-------- Information supplied --------

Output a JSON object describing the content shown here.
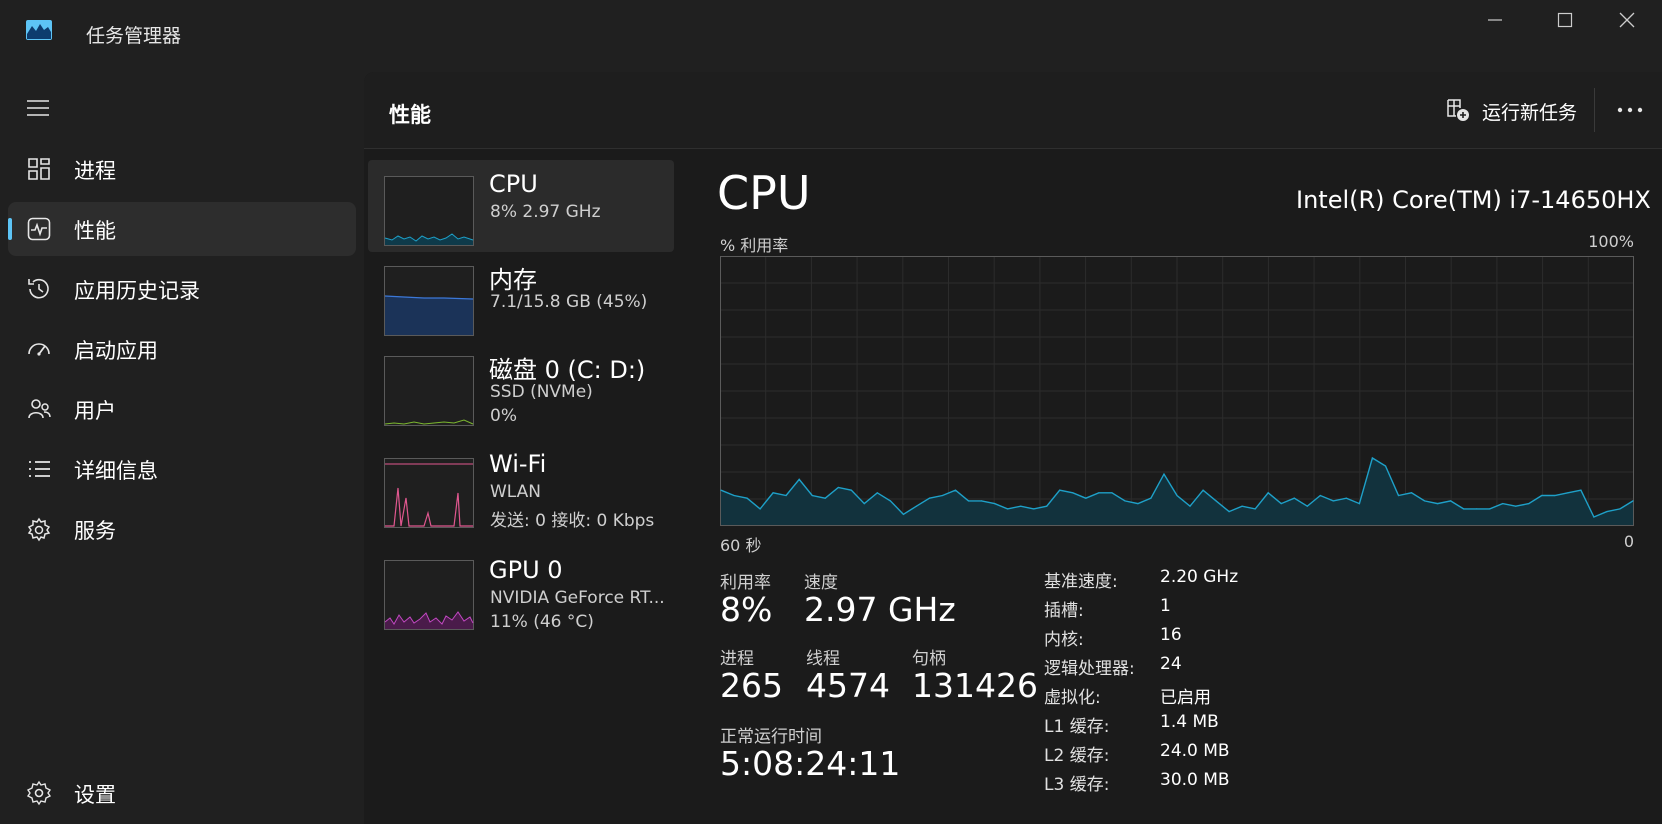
{
  "app": {
    "title": "任务管理器"
  },
  "nav": {
    "items": [
      {
        "label": "进程",
        "icon": "processes-icon"
      },
      {
        "label": "性能",
        "icon": "performance-icon",
        "active": true
      },
      {
        "label": "应用历史记录",
        "icon": "history-icon"
      },
      {
        "label": "启动应用",
        "icon": "startup-icon"
      },
      {
        "label": "用户",
        "icon": "users-icon"
      },
      {
        "label": "详细信息",
        "icon": "details-icon"
      },
      {
        "label": "服务",
        "icon": "services-icon"
      }
    ],
    "settings": {
      "label": "设置",
      "icon": "gear-icon"
    }
  },
  "header": {
    "title": "性能",
    "run_task": "运行新任务"
  },
  "devices": [
    {
      "name": "CPU",
      "line1": "8%  2.97 GHz",
      "color": "#1ea0c8"
    },
    {
      "name": "内存",
      "line1": "7.1/15.8 GB (45%)",
      "color": "#3c78d8"
    },
    {
      "name": "磁盘 0 (C: D:)",
      "line1": "SSD (NVMe)",
      "line2": "0%",
      "color": "#7cb82f"
    },
    {
      "name": "Wi-Fi",
      "line1": "WLAN",
      "line2": "发送: 0 接收: 0 Kbps",
      "color": "#e0578f"
    },
    {
      "name": "GPU 0",
      "line1": "NVIDIA GeForce RT...",
      "line2": "11% (46 °C)",
      "color": "#c248c2"
    }
  ],
  "detail": {
    "title": "CPU",
    "model": "Intel(R) Core(TM) i7-14650HX",
    "graph_label": "% 利用率",
    "graph_max": "100%",
    "x_left": "60 秒",
    "x_right": "0",
    "utilization": {
      "label": "利用率",
      "value": "8%"
    },
    "speed": {
      "label": "速度",
      "value": "2.97 GHz"
    },
    "processes": {
      "label": "进程",
      "value": "265"
    },
    "threads": {
      "label": "线程",
      "value": "4574"
    },
    "handles": {
      "label": "句柄",
      "value": "131426"
    },
    "uptime": {
      "label": "正常运行时间",
      "value": "5:08:24:11"
    },
    "specs": [
      {
        "k": "基准速度:",
        "v": "2.20 GHz"
      },
      {
        "k": "插槽:",
        "v": "1"
      },
      {
        "k": "内核:",
        "v": "16"
      },
      {
        "k": "逻辑处理器:",
        "v": "24"
      },
      {
        "k": "虚拟化:",
        "v": "已启用"
      },
      {
        "k": "L1 缓存:",
        "v": "1.4 MB"
      },
      {
        "k": "L2 缓存:",
        "v": "24.0 MB"
      },
      {
        "k": "L3 缓存:",
        "v": "30.0 MB"
      }
    ]
  },
  "chart_data": {
    "type": "area",
    "ylabel": "% 利用率",
    "ylim": [
      0,
      100
    ],
    "x_range_seconds": [
      60,
      0
    ],
    "values": [
      13,
      11,
      10,
      6,
      12,
      11,
      17,
      11,
      10,
      14,
      13,
      8,
      12,
      9,
      4,
      7,
      10,
      11,
      13,
      9,
      9,
      8,
      6,
      7,
      6,
      7,
      13,
      12,
      10,
      12,
      12,
      9,
      8,
      10,
      19,
      11,
      7,
      13,
      9,
      5,
      7,
      6,
      12,
      8,
      10,
      7,
      11,
      9,
      10,
      8,
      25,
      22,
      11,
      12,
      9,
      8,
      9,
      6,
      6,
      6,
      8,
      7,
      8,
      11,
      11,
      12,
      13,
      3,
      5,
      6,
      9
    ]
  }
}
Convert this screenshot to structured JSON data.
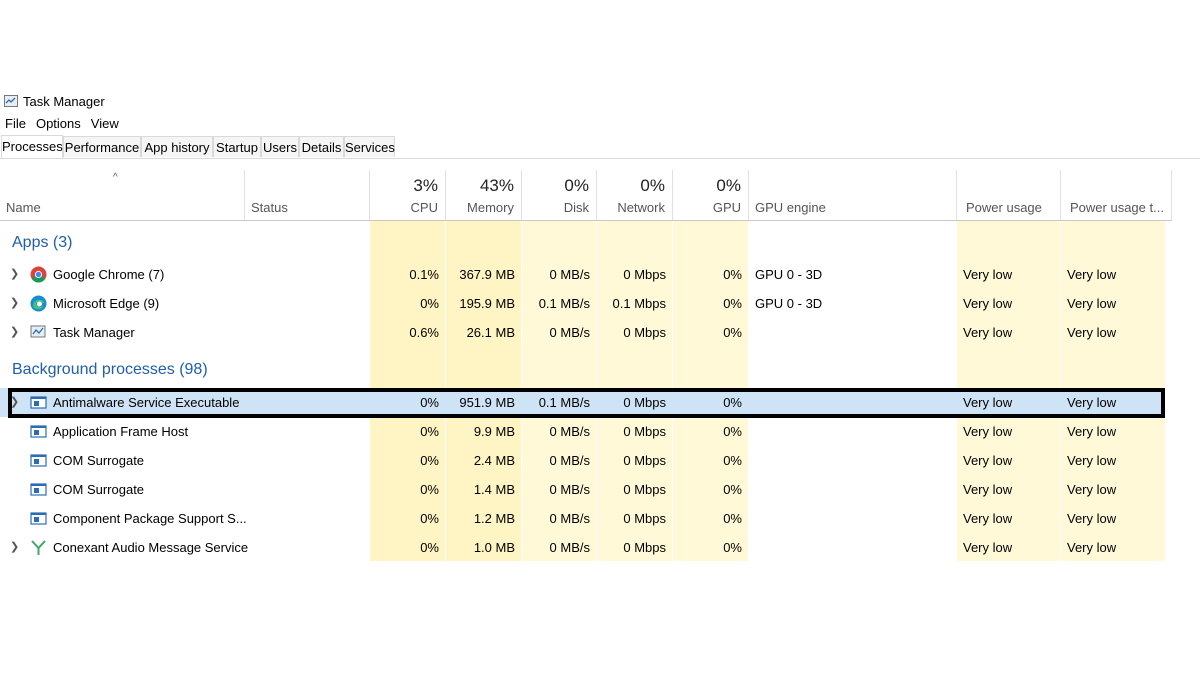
{
  "window": {
    "title": "Task Manager",
    "icon": "task-manager-icon"
  },
  "menu": [
    "File",
    "Options",
    "View"
  ],
  "tabs": [
    "Processes",
    "Performance",
    "App history",
    "Startup",
    "Users",
    "Details",
    "Services"
  ],
  "active_tab": "Processes",
  "columns": {
    "name": "Name",
    "status": "Status",
    "cpu": {
      "pct": "3%",
      "label": "CPU"
    },
    "memory": {
      "pct": "43%",
      "label": "Memory"
    },
    "disk": {
      "pct": "0%",
      "label": "Disk"
    },
    "network": {
      "pct": "0%",
      "label": "Network"
    },
    "gpu": {
      "pct": "0%",
      "label": "GPU"
    },
    "gpu_engine": "GPU engine",
    "power": "Power usage",
    "power_trend": "Power usage t..."
  },
  "groups": {
    "apps": "Apps (3)",
    "background": "Background processes (98)"
  },
  "apps": [
    {
      "name": "Google Chrome (7)",
      "icon": "chrome-icon",
      "expandable": true,
      "cpu": "0.1%",
      "memory": "367.9 MB",
      "disk": "0 MB/s",
      "network": "0 Mbps",
      "gpu": "0%",
      "gpu_engine": "GPU 0 - 3D",
      "power": "Very low",
      "power_trend": "Very low"
    },
    {
      "name": "Microsoft Edge (9)",
      "icon": "edge-icon",
      "expandable": true,
      "cpu": "0%",
      "memory": "195.9 MB",
      "disk": "0.1 MB/s",
      "network": "0.1 Mbps",
      "gpu": "0%",
      "gpu_engine": "GPU 0 - 3D",
      "power": "Very low",
      "power_trend": "Very low"
    },
    {
      "name": "Task Manager",
      "icon": "task-manager-icon",
      "expandable": true,
      "cpu": "0.6%",
      "memory": "26.1 MB",
      "disk": "0 MB/s",
      "network": "0 Mbps",
      "gpu": "0%",
      "gpu_engine": "",
      "power": "Very low",
      "power_trend": "Very low"
    }
  ],
  "background": [
    {
      "name": "Antimalware Service Executable",
      "icon": "service-window-icon",
      "expandable": true,
      "selected": true,
      "cpu": "0%",
      "memory": "951.9 MB",
      "disk": "0.1 MB/s",
      "network": "0 Mbps",
      "gpu": "0%",
      "gpu_engine": "",
      "power": "Very low",
      "power_trend": "Very low"
    },
    {
      "name": "Application Frame Host",
      "icon": "service-window-icon",
      "expandable": false,
      "cpu": "0%",
      "memory": "9.9 MB",
      "disk": "0 MB/s",
      "network": "0 Mbps",
      "gpu": "0%",
      "gpu_engine": "",
      "power": "Very low",
      "power_trend": "Very low"
    },
    {
      "name": "COM Surrogate",
      "icon": "service-window-icon",
      "expandable": false,
      "cpu": "0%",
      "memory": "2.4 MB",
      "disk": "0 MB/s",
      "network": "0 Mbps",
      "gpu": "0%",
      "gpu_engine": "",
      "power": "Very low",
      "power_trend": "Very low"
    },
    {
      "name": "COM Surrogate",
      "icon": "service-window-icon",
      "expandable": false,
      "cpu": "0%",
      "memory": "1.4 MB",
      "disk": "0 MB/s",
      "network": "0 Mbps",
      "gpu": "0%",
      "gpu_engine": "",
      "power": "Very low",
      "power_trend": "Very low"
    },
    {
      "name": "Component Package Support S...",
      "icon": "service-window-icon",
      "expandable": false,
      "cpu": "0%",
      "memory": "1.2 MB",
      "disk": "0 MB/s",
      "network": "0 Mbps",
      "gpu": "0%",
      "gpu_engine": "",
      "power": "Very low",
      "power_trend": "Very low"
    },
    {
      "name": "Conexant Audio Message Service",
      "icon": "conexant-icon",
      "expandable": true,
      "cpu": "0%",
      "memory": "1.0 MB",
      "disk": "0 MB/s",
      "network": "0 Mbps",
      "gpu": "0%",
      "gpu_engine": "",
      "power": "Very low",
      "power_trend": "Very low"
    }
  ],
  "colors": {
    "heat": "#fff4c4",
    "group_title": "#1f5fa8",
    "selection": "#cfe3f7",
    "highlight_border": "#000000"
  }
}
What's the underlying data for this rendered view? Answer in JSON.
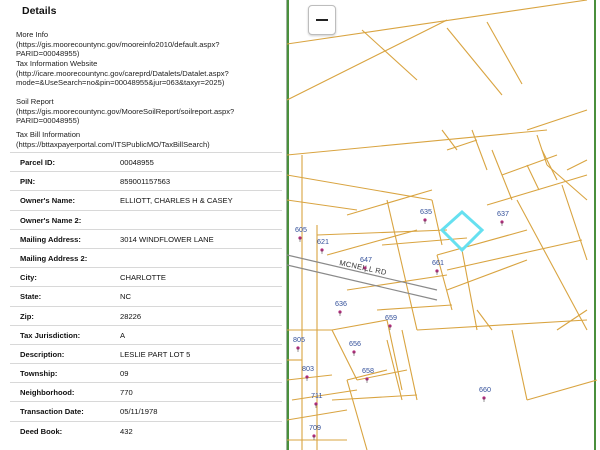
{
  "panel": {
    "title": "Details",
    "links": [
      {
        "label": "More Info",
        "url_lines": [
          "(https://gis.moorecountync.gov/mooreinfo2010/default.aspx?",
          "PARID=00048955)"
        ]
      },
      {
        "label": "Tax Information Website",
        "url_lines": [
          "(http://icare.moorecountync.gov/careprd/Datalets/Datalet.aspx?",
          "mode=&UseSearch=no&pin=00048955&jur=063&taxyr=2025)"
        ]
      },
      {
        "label": "Soil Report",
        "url_lines": [
          "(https://gis.moorecountync.gov/MooreSoilReport/soilreport.aspx?",
          "PARID=00048955)"
        ]
      },
      {
        "label": "Tax Bill Information",
        "url_lines": [
          "(https://bttaxpayerportal.com/ITSPublicMO/TaxBillSearch)"
        ]
      }
    ],
    "rows": [
      {
        "label": "Parcel ID:",
        "value": "00048955"
      },
      {
        "label": "PIN:",
        "value": "859001157563"
      },
      {
        "label": "Owner's Name:",
        "value": "ELLIOTT, CHARLES H & CASEY"
      },
      {
        "label": "Owner's Name 2:",
        "value": ""
      },
      {
        "label": "Mailing Address:",
        "value": "3014 WINDFLOWER LANE"
      },
      {
        "label": "Mailing Address 2:",
        "value": ""
      },
      {
        "label": "City:",
        "value": "CHARLOTTE"
      },
      {
        "label": "State:",
        "value": "NC"
      },
      {
        "label": "Zip:",
        "value": "28226"
      },
      {
        "label": "Tax Jurisdiction:",
        "value": "A"
      },
      {
        "label": "Description:",
        "value": "LESLIE PART LOT 5"
      },
      {
        "label": "Township:",
        "value": "09"
      },
      {
        "label": "Neighborhood:",
        "value": "770"
      },
      {
        "label": "Transaction Date:",
        "value": "05/11/1978"
      },
      {
        "label": "Deed Book:",
        "value": "432"
      }
    ]
  },
  "map": {
    "zoom_out_icon": "minus-icon",
    "road_name": "MCNEILL RD",
    "parcel_labels": [
      "605",
      "621",
      "635",
      "637",
      "647",
      "661",
      "636",
      "659",
      "656",
      "805",
      "803",
      "658",
      "711",
      "660",
      "709"
    ],
    "colors": {
      "parcel_line": "#d9a441",
      "selected_parcel": "#66e0f0",
      "label": "#33509a",
      "pin": "#b0297a",
      "map_border": "#4a8f3c"
    }
  }
}
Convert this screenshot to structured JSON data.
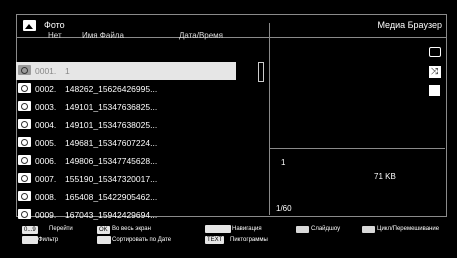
{
  "header": {
    "title": "Фото",
    "right_title": "Медиа Браузер"
  },
  "columns": {
    "num": "Нет",
    "name": "Имя Файла",
    "date": "Дата/Время"
  },
  "files": [
    {
      "num": "0001.",
      "name": "1",
      "selected": true
    },
    {
      "num": "0002.",
      "name": "148262_15626426995..."
    },
    {
      "num": "0003.",
      "name": "149101_15347636825..."
    },
    {
      "num": "0004.",
      "name": "149101_15347638025..."
    },
    {
      "num": "0005.",
      "name": "149681_15347607224..."
    },
    {
      "num": "0006.",
      "name": "149806_15347745628..."
    },
    {
      "num": "0007.",
      "name": "155190_15347320017..."
    },
    {
      "num": "0008.",
      "name": "165408_15422905462..."
    },
    {
      "num": "0009.",
      "name": "167043_15942429694..."
    }
  ],
  "info": {
    "line1": "1",
    "size": "71 KB",
    "page": "1/60"
  },
  "footer": {
    "k_goto": "0...9",
    "goto": "Перейти",
    "filter": "Фильтр",
    "k_ok": "OK",
    "fullscreen": "Во весь экран",
    "sort": "Сортировать по Дате",
    "navigation": "Навигация",
    "k_text": "TEXT",
    "pictograms": "Пиктограммы",
    "slideshow": "Слайдшоу",
    "loop": "Цикл/Перемешивание"
  }
}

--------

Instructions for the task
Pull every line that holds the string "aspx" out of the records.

Reply
          "(https://gis.moorecountync.gov/mooreinfo2010/default.aspx?",
          "(http://icare.moorecountync.gov/careprd/Datalets/Datalet.aspx?",
          "(https://gis.moorecountync.gov/MooreSoilReport/soilreport.aspx?",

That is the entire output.